(Dataset content begins)
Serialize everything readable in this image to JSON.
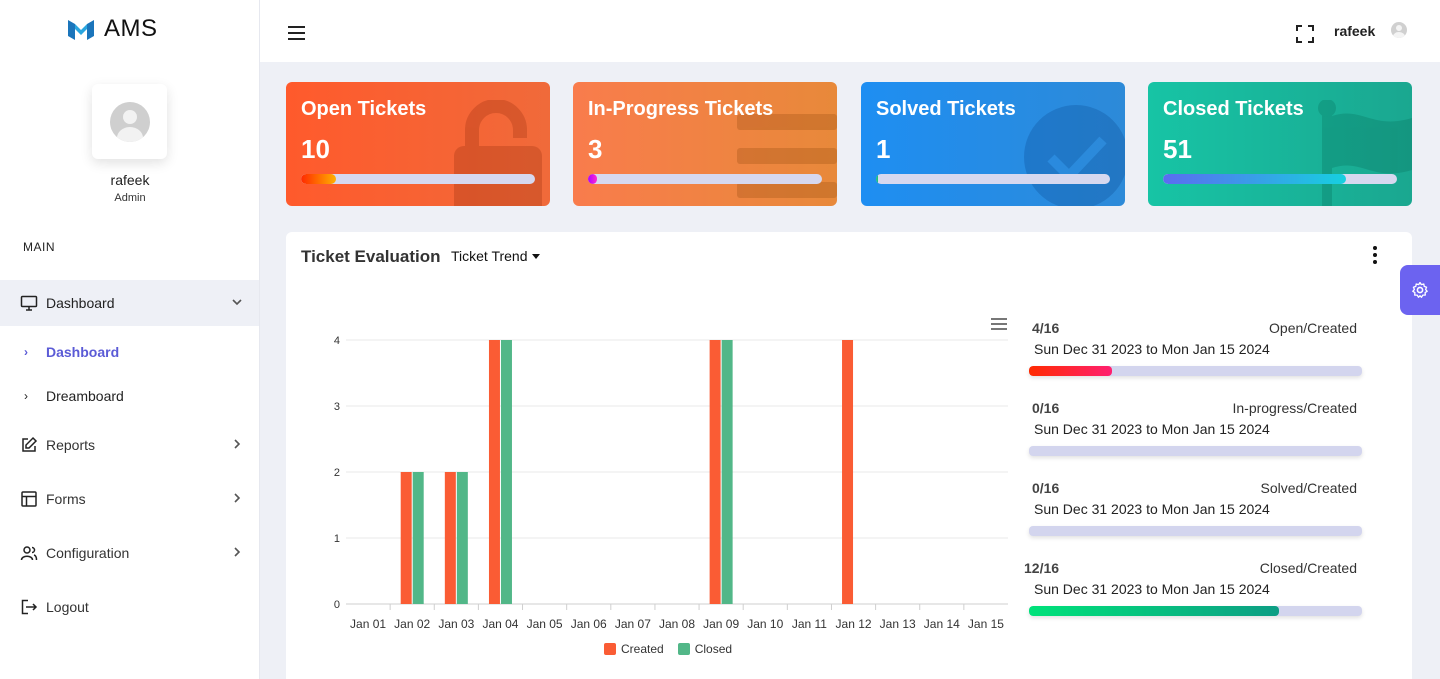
{
  "app": {
    "name": "AMS"
  },
  "user": {
    "name": "rafeek",
    "role": "Admin"
  },
  "sidebar": {
    "section": "MAIN",
    "items": [
      {
        "label": "Dashboard",
        "icon": "monitor-icon",
        "expanded": true
      },
      {
        "label": "Reports",
        "icon": "edit-icon"
      },
      {
        "label": "Forms",
        "icon": "table-icon"
      },
      {
        "label": "Configuration",
        "icon": "users-icon"
      },
      {
        "label": "Logout",
        "icon": "logout-icon"
      }
    ],
    "sub_items": [
      {
        "label": "Dashboard",
        "current": true
      },
      {
        "label": "Dreamboard",
        "current": false
      }
    ]
  },
  "topbar": {
    "username": "rafeek"
  },
  "stats": [
    {
      "title": "Open Tickets",
      "value": "10",
      "progress": 0.15,
      "color": "#ff5a2c"
    },
    {
      "title": "In-Progress Tickets",
      "value": "3",
      "progress": 0.04,
      "color": "#f97c4c"
    },
    {
      "title": "Solved Tickets",
      "value": "1",
      "progress": 0.01,
      "color": "#1e8ef2"
    },
    {
      "title": "Closed Tickets",
      "value": "51",
      "progress": 0.78,
      "color": "#17c4a5"
    }
  ],
  "evaluation": {
    "title": "Ticket Evaluation",
    "dropdown": "Ticket Trend",
    "ratios": [
      {
        "fraction": "4/16",
        "label": "Open/Created",
        "range": "Sun Dec 31 2023 to Mon Jan 15 2024",
        "progress": 0.25
      },
      {
        "fraction": "0/16",
        "label": "In-progress/Created",
        "range": "Sun Dec 31 2023 to Mon Jan 15 2024",
        "progress": 0
      },
      {
        "fraction": "0/16",
        "label": "Solved/Created",
        "range": "Sun Dec 31 2023 to Mon Jan 15 2024",
        "progress": 0
      },
      {
        "fraction": "12/16",
        "label": "Closed/Created",
        "range": "Sun Dec 31 2023 to Mon Jan 15 2024",
        "progress": 0.75
      }
    ]
  },
  "chart_data": {
    "type": "bar",
    "title": "",
    "xlabel": "",
    "ylabel": "",
    "ylim": [
      0,
      4
    ],
    "yticks": [
      0,
      1,
      2,
      3,
      4
    ],
    "grid": true,
    "legend_position": "bottom",
    "categories": [
      "Jan 01",
      "Jan 02",
      "Jan 03",
      "Jan 04",
      "Jan 05",
      "Jan 06",
      "Jan 07",
      "Jan 08",
      "Jan 09",
      "Jan 10",
      "Jan 11",
      "Jan 12",
      "Jan 13",
      "Jan 14",
      "Jan 15"
    ],
    "series": [
      {
        "name": "Created",
        "color": "#fa5c34",
        "values": [
          0,
          2,
          2,
          4,
          0,
          0,
          0,
          0,
          4,
          0,
          0,
          4,
          0,
          0,
          0
        ]
      },
      {
        "name": "Closed",
        "color": "#52b788",
        "values": [
          0,
          2,
          2,
          4,
          0,
          0,
          0,
          0,
          4,
          0,
          0,
          0,
          0,
          0,
          0
        ]
      }
    ]
  }
}
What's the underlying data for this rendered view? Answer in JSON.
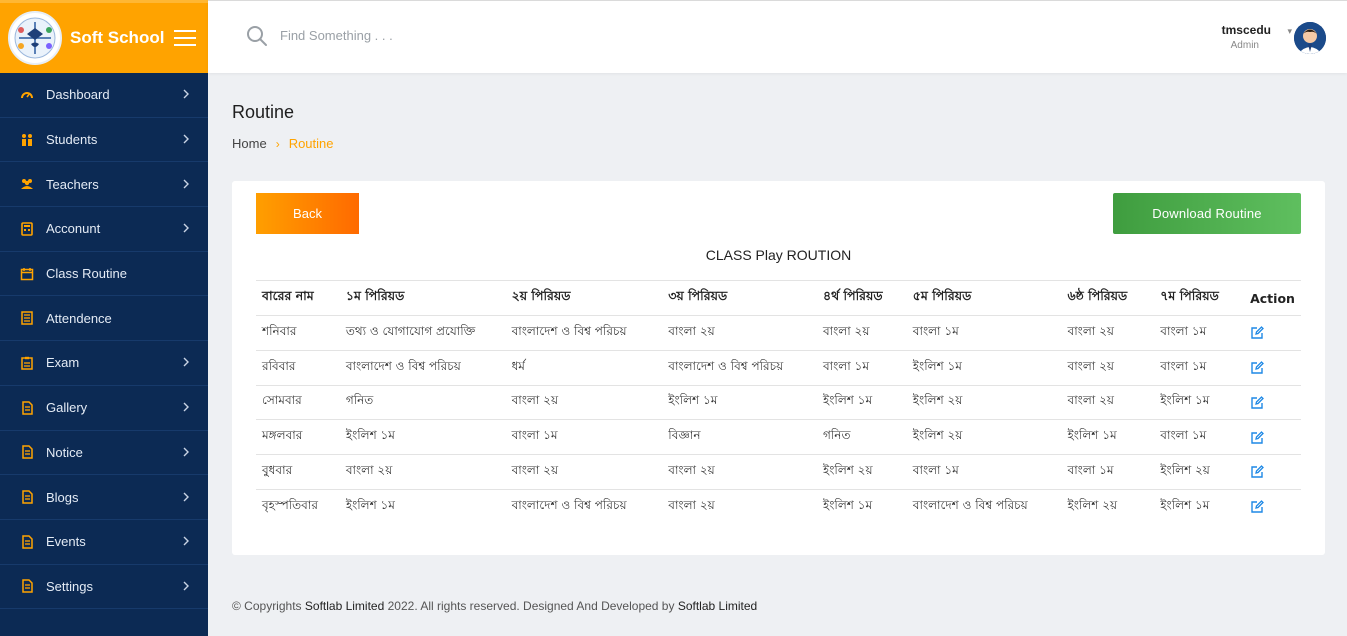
{
  "brand": {
    "name": "Soft School"
  },
  "sidebar": {
    "items": [
      {
        "label": "Dashboard",
        "icon": "gauge-icon",
        "has_arrow": true
      },
      {
        "label": "Students",
        "icon": "students-icon",
        "has_arrow": true
      },
      {
        "label": "Teachers",
        "icon": "teachers-icon",
        "has_arrow": true
      },
      {
        "label": "Acconunt",
        "icon": "calculator-icon",
        "has_arrow": true
      },
      {
        "label": "Class Routine",
        "icon": "calendar-icon",
        "has_arrow": false
      },
      {
        "label": "Attendence",
        "icon": "list-icon",
        "has_arrow": false
      },
      {
        "label": "Exam",
        "icon": "clipboard-icon",
        "has_arrow": true
      },
      {
        "label": "Gallery",
        "icon": "document-icon",
        "has_arrow": true
      },
      {
        "label": "Notice",
        "icon": "document-icon",
        "has_arrow": true
      },
      {
        "label": "Blogs",
        "icon": "document-icon",
        "has_arrow": true
      },
      {
        "label": "Events",
        "icon": "document-icon",
        "has_arrow": true
      },
      {
        "label": "Settings",
        "icon": "document-icon",
        "has_arrow": true
      }
    ]
  },
  "topbar": {
    "search_placeholder": "Find Something . . .",
    "user_name": "tmscedu",
    "user_role": "Admin",
    "caret": "▾"
  },
  "page": {
    "title": "Routine",
    "breadcrumb_home": "Home",
    "breadcrumb_sep": "›",
    "breadcrumb_current": "Routine"
  },
  "card": {
    "back_label": "Back",
    "download_label": "Download Routine",
    "title": "CLASS Play ROUTION"
  },
  "table": {
    "headers": [
      "বারের নাম",
      "১ম পিরিয়ড",
      "২য় পিরিয়ড",
      "৩য় পিরিয়ড",
      "৪র্থ পিরিয়ড",
      "৫ম পিরিয়ড",
      "৬ষ্ঠ পিরিয়ড",
      "৭ম পিরিয়ড",
      "Action"
    ],
    "rows": [
      [
        "শনিবার",
        "তথ্য ও যোগাযোগ প্রযোক্তি",
        "বাংলাদেশ ও বিশ্ব পরিচয়",
        "বাংলা ২য়",
        "বাংলা ২য়",
        "বাংলা ১ম",
        "বাংলা ২য়",
        "বাংলা ১ম"
      ],
      [
        "রবিবার",
        "বাংলাদেশ ও বিশ্ব পরিচয়",
        "ধর্ম",
        "বাংলাদেশ ও বিশ্ব পরিচয়",
        "বাংলা ১ম",
        "ইংলিশ ১ম",
        "বাংলা ২য়",
        "বাংলা ১ম"
      ],
      [
        "সোমবার",
        "গনিত",
        "বাংলা ২য়",
        "ইংলিশ ১ম",
        "ইংলিশ ১ম",
        "ইংলিশ ২য়",
        "বাংলা ২য়",
        "ইংলিশ ১ম"
      ],
      [
        "মঙ্গলবার",
        "ইংলিশ ১ম",
        "বাংলা ১ম",
        "বিজ্ঞান",
        "গনিত",
        "ইংলিশ ২য়",
        "ইংলিশ ১ম",
        "বাংলা ১ম"
      ],
      [
        "বুধবার",
        "বাংলা ২য়",
        "বাংলা ২য়",
        "বাংলা ২য়",
        "ইংলিশ ২য়",
        "বাংলা ১ম",
        "বাংলা ১ম",
        "ইংলিশ ২য়"
      ],
      [
        "বৃহস্পতিবার",
        "ইংলিশ ১ম",
        "বাংলাদেশ ও বিশ্ব পরিচয়",
        "বাংলা ২য়",
        "ইংলিশ ১ম",
        "বাংলাদেশ ও বিশ্ব পরিচয়",
        "ইংলিশ ২য়",
        "ইংলিশ ১ম"
      ]
    ]
  },
  "footer": {
    "prefix": "© Copyrights",
    "company1": "Softlab Limited",
    "middle": "2022. All rights reserved. Designed And Developed by",
    "company2": "Softlab Limited"
  },
  "colors": {
    "accent": "#ffa300",
    "sidebar_bg": "#0c2a54",
    "download_button": "#4caf50",
    "edit_icon": "#1e88e5"
  }
}
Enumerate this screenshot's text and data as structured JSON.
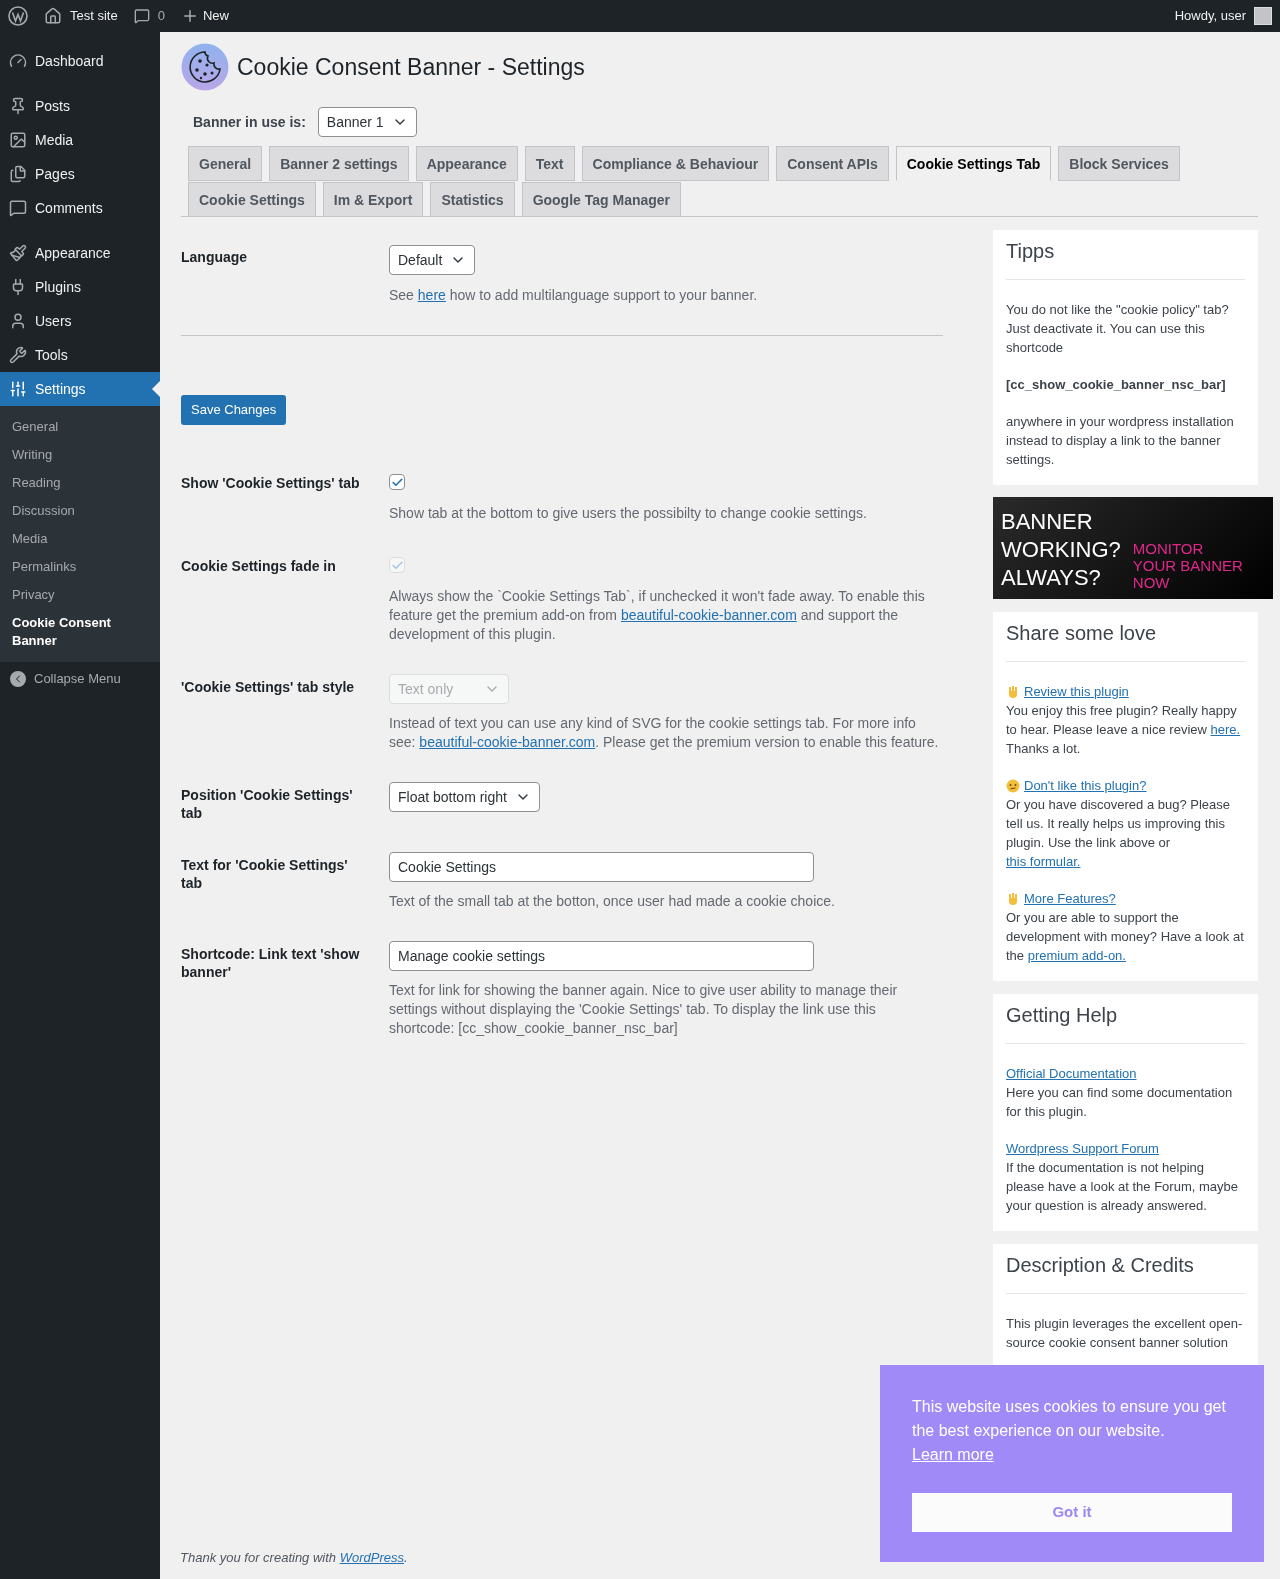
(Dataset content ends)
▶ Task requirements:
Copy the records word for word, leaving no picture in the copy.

▶ Your solution:
Serialize everything readable in this image to JSON.
{
  "app": {
    "name": "AMS"
  },
  "user": {
    "name": "rafeek",
    "role": "Admin"
  },
  "sidebar": {
    "section": "MAIN",
    "items": [
      {
        "label": "Dashboard",
        "icon": "monitor-icon",
        "expanded": true
      },
      {
        "label": "Reports",
        "icon": "edit-icon"
      },
      {
        "label": "Forms",
        "icon": "table-icon"
      },
      {
        "label": "Configuration",
        "icon": "users-icon"
      },
      {
        "label": "Logout",
        "icon": "logout-icon"
      }
    ],
    "sub_items": [
      {
        "label": "Dashboard",
        "current": true
      },
      {
        "label": "Dreamboard",
        "current": false
      }
    ]
  },
  "topbar": {
    "username": "rafeek"
  },
  "stats": [
    {
      "title": "Open Tickets",
      "value": "10",
      "progress": 0.15,
      "color": "#ff5a2c"
    },
    {
      "title": "In-Progress Tickets",
      "value": "3",
      "progress": 0.04,
      "color": "#f97c4c"
    },
    {
      "title": "Solved Tickets",
      "value": "1",
      "progress": 0.01,
      "color": "#1e8ef2"
    },
    {
      "title": "Closed Tickets",
      "value": "51",
      "progress": 0.78,
      "color": "#17c4a5"
    }
  ],
  "evaluation": {
    "title": "Ticket Evaluation",
    "dropdown": "Ticket Trend",
    "ratios": [
      {
        "fraction": "4/16",
        "label": "Open/Created",
        "range": "Sun Dec 31 2023 to Mon Jan 15 2024",
        "progress": 0.25
      },
      {
        "fraction": "0/16",
        "label": "In-progress/Created",
        "range": "Sun Dec 31 2023 to Mon Jan 15 2024",
        "progress": 0
      },
      {
        "fraction": "0/16",
        "label": "Solved/Created",
        "range": "Sun Dec 31 2023 to Mon Jan 15 2024",
        "progress": 0
      },
      {
        "fraction": "12/16",
        "label": "Closed/Created",
        "range": "Sun Dec 31 2023 to Mon Jan 15 2024",
        "progress": 0.75
      }
    ]
  },
  "chart_data": {
    "type": "bar",
    "title": "",
    "xlabel": "",
    "ylabel": "",
    "ylim": [
      0,
      4
    ],
    "yticks": [
      0,
      1,
      2,
      3,
      4
    ],
    "grid": true,
    "legend_position": "bottom",
    "categories": [
      "Jan 01",
      "Jan 02",
      "Jan 03",
      "Jan 04",
      "Jan 05",
      "Jan 06",
      "Jan 07",
      "Jan 08",
      "Jan 09",
      "Jan 10",
      "Jan 11",
      "Jan 12",
      "Jan 13",
      "Jan 14",
      "Jan 15"
    ],
    "series": [
      {
        "name": "Created",
        "color": "#fa5c34",
        "values": [
          0,
          2,
          2,
          4,
          0,
          0,
          0,
          0,
          4,
          0,
          0,
          4,
          0,
          0,
          0
        ]
      },
      {
        "name": "Closed",
        "color": "#52b788",
        "values": [
          0,
          2,
          2,
          4,
          0,
          0,
          0,
          0,
          4,
          0,
          0,
          0,
          0,
          0,
          0
        ]
      }
    ]
  }
}
What's the underlying data for this rendered view? Answer in JSON.
{
  "brand": {
    "name": "Soft School"
  },
  "sidebar": {
    "items": [
      {
        "label": "Dashboard",
        "icon": "gauge-icon",
        "has_arrow": true
      },
      {
        "label": "Students",
        "icon": "students-icon",
        "has_arrow": true
      },
      {
        "label": "Teachers",
        "icon": "teachers-icon",
        "has_arrow": true
      },
      {
        "label": "Acconunt",
        "icon": "calculator-icon",
        "has_arrow": true
      },
      {
        "label": "Class Routine",
        "icon": "calendar-icon",
        "has_arrow": false
      },
      {
        "label": "Attendence",
        "icon": "list-icon",
        "has_arrow": false
      },
      {
        "label": "Exam",
        "icon": "clipboard-icon",
        "has_arrow": true
      },
      {
        "label": "Gallery",
        "icon": "document-icon",
        "has_arrow": true
      },
      {
        "label": "Notice",
        "icon": "document-icon",
        "has_arrow": true
      },
      {
        "label": "Blogs",
        "icon": "document-icon",
        "has_arrow": true
      },
      {
        "label": "Events",
        "icon": "document-icon",
        "has_arrow": true
      },
      {
        "label": "Settings",
        "icon": "document-icon",
        "has_arrow": true
      }
    ]
  },
  "topbar": {
    "search_placeholder": "Find Something . . .",
    "user_name": "tmscedu",
    "user_role": "Admin",
    "caret": "▾"
  },
  "page": {
    "title": "Routine",
    "breadcrumb_home": "Home",
    "breadcrumb_sep": "›",
    "breadcrumb_current": "Routine"
  },
  "card": {
    "back_label": "Back",
    "download_label": "Download Routine",
    "title": "CLASS Play ROUTION"
  },
  "table": {
    "headers": [
      "বারের নাম",
      "১ম পিরিয়ড",
      "২য় পিরিয়ড",
      "৩য় পিরিয়ড",
      "৪র্থ পিরিয়ড",
      "৫ম পিরিয়ড",
      "৬ষ্ঠ পিরিয়ড",
      "৭ম পিরিয়ড",
      "Action"
    ],
    "rows": [
      [
        "শনিবার",
        "তথ্য ও যোগাযোগ প্রযোক্তি",
        "বাংলাদেশ ও বিশ্ব পরিচয়",
        "বাংলা ২য়",
        "বাংলা ২য়",
        "বাংলা ১ম",
        "বাংলা ২য়",
        "বাংলা ১ম"
      ],
      [
        "রবিবার",
        "বাংলাদেশ ও বিশ্ব পরিচয়",
        "ধর্ম",
        "বাংলাদেশ ও বিশ্ব পরিচয়",
        "বাংলা ১ম",
        "ইংলিশ ১ম",
        "বাংলা ২য়",
        "বাংলা ১ম"
      ],
      [
        "সোমবার",
        "গনিত",
        "বাংলা ২য়",
        "ইংলিশ ১ম",
        "ইংলিশ ১ম",
        "ইংলিশ ২য়",
        "বাংলা ২য়",
        "ইংলিশ ১ম"
      ],
      [
        "মঙ্গলবার",
        "ইংলিশ ১ম",
        "বাংলা ১ম",
        "বিজ্ঞান",
        "গনিত",
        "ইংলিশ ২য়",
        "ইংলিশ ১ম",
        "বাংলা ১ম"
      ],
      [
        "বুধবার",
        "বাংলা ২য়",
        "বাংলা ২য়",
        "বাংলা ২য়",
        "ইংলিশ ২য়",
        "বাংলা ১ম",
        "বাংলা ১ম",
        "ইংলিশ ২য়"
      ],
      [
        "বৃহস্পতিবার",
        "ইংলিশ ১ম",
        "বাংলাদেশ ও বিশ্ব পরিচয়",
        "বাংলা ২য়",
        "ইংলিশ ১ম",
        "বাংলাদেশ ও বিশ্ব পরিচয়",
        "ইংলিশ ২য়",
        "ইংলিশ ১ম"
      ]
    ]
  },
  "footer": {
    "prefix": "© Copyrights",
    "company1": "Softlab Limited",
    "middle": "2022. All rights reserved. Designed And Developed by",
    "company2": "Softlab Limited"
  },
  "colors": {
    "accent": "#ffa300",
    "sidebar_bg": "#0c2a54",
    "download_button": "#4caf50",
    "edit_icon": "#1e88e5"
  }
}
Enumerate this screenshot's text and data as structured JSON.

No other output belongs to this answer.